Filter the entries for lines with the word "icon".

Stored items
· · · · ·

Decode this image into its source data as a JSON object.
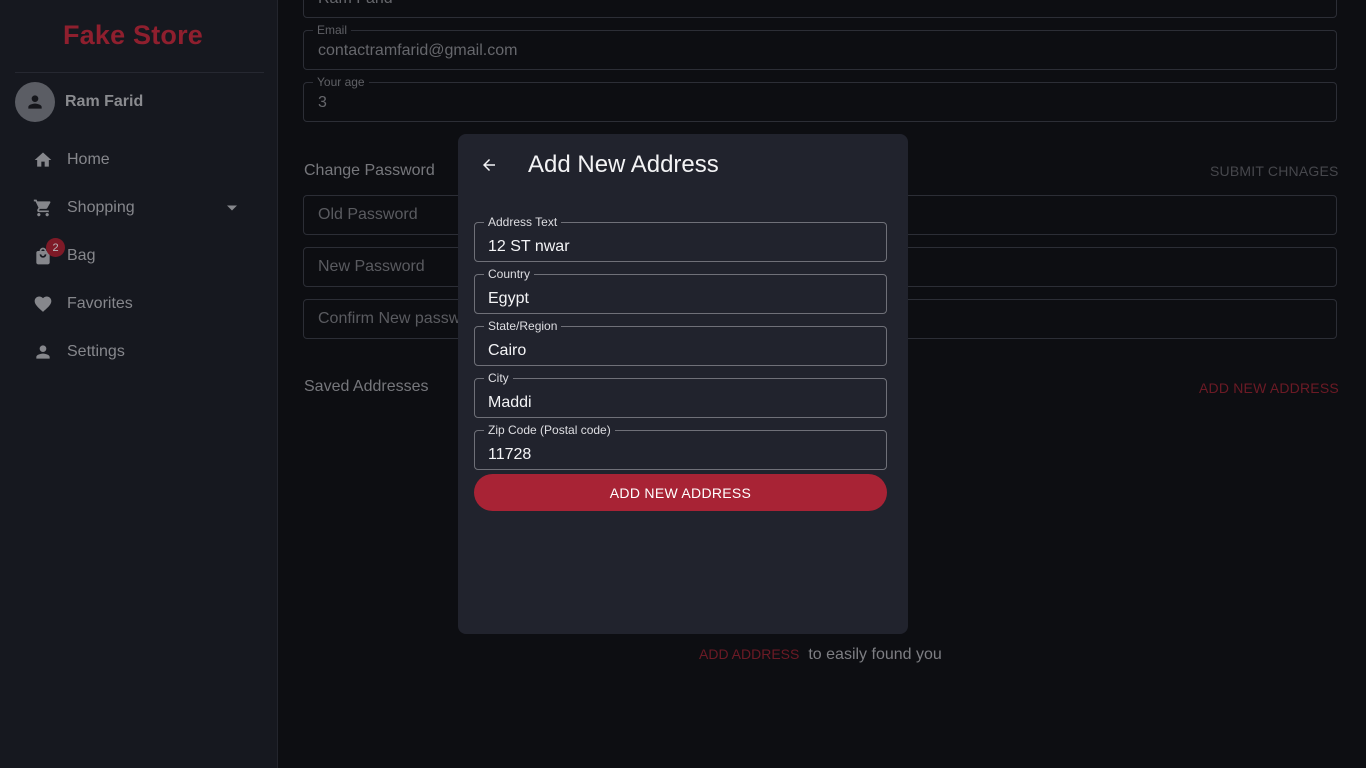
{
  "app": {
    "brand": "Fake Store"
  },
  "user": {
    "name": "Ram Farid"
  },
  "nav": [
    {
      "label": "Home",
      "icon": "home-icon"
    },
    {
      "label": "Shopping",
      "icon": "cart-icon"
    },
    {
      "label": "Bag",
      "icon": "bag-icon",
      "badge": "2"
    },
    {
      "label": "Favorites",
      "icon": "heart-icon"
    },
    {
      "label": "Settings",
      "icon": "person-icon"
    }
  ],
  "profile": {
    "name_value": "Ram Farid",
    "email_label": "Email",
    "email_value": "contactramfarid@gmail.com",
    "age_label": "Your age",
    "age_value": "3"
  },
  "password": {
    "title": "Change Password",
    "submit_label": "SUBMIT CHNAGES",
    "old_placeholder": "Old Password",
    "new_placeholder": "New Password",
    "confirm_placeholder": "Confirm New password"
  },
  "addresses": {
    "title": "Saved Addresses",
    "add_label": "ADD NEW ADDRESS",
    "empty_link": "ADD ADDRESS",
    "empty_text": "to easily found you"
  },
  "modal": {
    "title": "Add New Address",
    "fields": [
      {
        "label": "Address Text",
        "value": "12 ST nwar"
      },
      {
        "label": "Country",
        "value": "Egypt"
      },
      {
        "label": "State/Region",
        "value": "Cairo"
      },
      {
        "label": "City",
        "value": "Maddi"
      },
      {
        "label": "Zip Code (Postal code)",
        "value": "11728"
      }
    ],
    "submit_label": "ADD NEW ADDRESS"
  },
  "colors": {
    "accent": "#a82335",
    "modal_bg": "#21232d",
    "page_bg": "#0d0e12",
    "sidebar_bg": "#16181f"
  }
}
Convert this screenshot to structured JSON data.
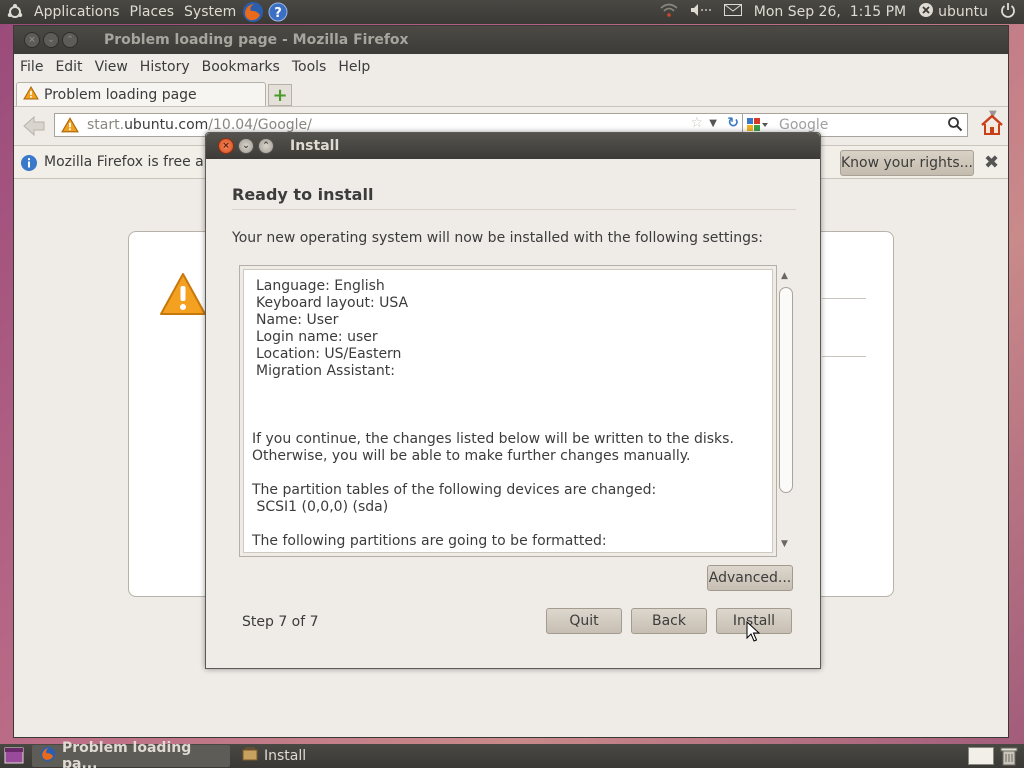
{
  "top_panel": {
    "menus": [
      "Applications",
      "Places",
      "System"
    ],
    "clock": "Mon Sep 26,  1:15 PM",
    "user": "ubuntu"
  },
  "firefox": {
    "window_title": "Problem loading page - Mozilla Firefox",
    "menu": [
      "File",
      "Edit",
      "View",
      "History",
      "Bookmarks",
      "Tools",
      "Help"
    ],
    "tab_label": "Problem loading page",
    "url_prefix": "start.",
    "url_host": "ubuntu.com",
    "url_path": "/10.04/Google/",
    "search_placeholder": "Google",
    "notification_text": "Mozilla Firefox is free an",
    "know_rights_label": "Know your rights..."
  },
  "install": {
    "title": "Install",
    "heading": "Ready to install",
    "intro": "Your new operating system will now be installed with the following settings:",
    "summary_lines": [
      "Language: English",
      "Keyboard layout: USA",
      "Name: User",
      "Login name: user",
      "Location: US/Eastern",
      "Migration Assistant:"
    ],
    "continue_lines": [
      "If you continue, the changes listed below will be written to the disks.",
      "Otherwise, you will be able to make further changes manually."
    ],
    "partition_heading": "The partition tables of the following devices are changed:",
    "partition_device": " SCSI1 (0,0,0) (sda)",
    "format_heading": "The following partitions are going to be formatted:",
    "advanced_label": "Advanced...",
    "step_text": "Step 7 of 7",
    "quit_label": "Quit",
    "back_label": "Back",
    "install_label": "Install"
  },
  "taskbar": {
    "items": [
      "Problem loading pa...",
      "Install"
    ]
  }
}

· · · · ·

Written reply
      "icon": "home-icon"
      "icon": "cart-icon"
      "icon": "bag-icon",
      "icon": "heart-icon"
      "icon": "person-icon"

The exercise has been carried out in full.